**TASK PROMPT**: Word for word, retype the records below.

--------

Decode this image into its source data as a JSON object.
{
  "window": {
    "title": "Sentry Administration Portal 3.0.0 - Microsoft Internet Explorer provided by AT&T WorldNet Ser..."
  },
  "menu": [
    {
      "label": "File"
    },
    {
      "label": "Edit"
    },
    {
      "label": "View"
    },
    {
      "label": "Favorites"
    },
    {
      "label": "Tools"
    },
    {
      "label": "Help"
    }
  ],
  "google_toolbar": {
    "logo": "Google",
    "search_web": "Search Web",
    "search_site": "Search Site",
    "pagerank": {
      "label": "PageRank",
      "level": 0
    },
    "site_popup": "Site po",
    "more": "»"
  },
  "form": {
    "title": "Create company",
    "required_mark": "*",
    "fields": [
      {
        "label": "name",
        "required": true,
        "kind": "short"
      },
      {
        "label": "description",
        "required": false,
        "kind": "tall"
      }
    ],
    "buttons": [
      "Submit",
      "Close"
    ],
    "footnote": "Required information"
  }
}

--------

**REPLY TO THE TASK**:
Decode this image into its source data as a JSON object.
{
  "window": {
    "title": "Sentry Administration Portal 3.0.0 - Microsoft Internet Explorer provided by AT&T WorldNet Ser..."
  },
  "menu": [
    {
      "label": "File"
    },
    {
      "label": "Edit"
    },
    {
      "label": "View"
    },
    {
      "label": "Favorites"
    },
    {
      "label": "Tools"
    },
    {
      "label": "Help"
    }
  ],
  "google_toolbar": {
    "logo": "Google",
    "search_web": "Search Web",
    "search_site": "Search Site",
    "pagerank": {
      "label": "PageRank",
      "level": 0
    },
    "site_popup": "Site po",
    "more": "»"
  },
  "form": {
    "title": "Create company",
    "required_mark": "*",
    "fields": [
      {
        "label": "name",
        "required": true,
        "kind": "short"
      },
      {
        "label": "description",
        "required": false,
        "kind": "tall"
      }
    ],
    "buttons": [
      "Submit",
      "Close"
    ],
    "footnote": "Required information"
  }
}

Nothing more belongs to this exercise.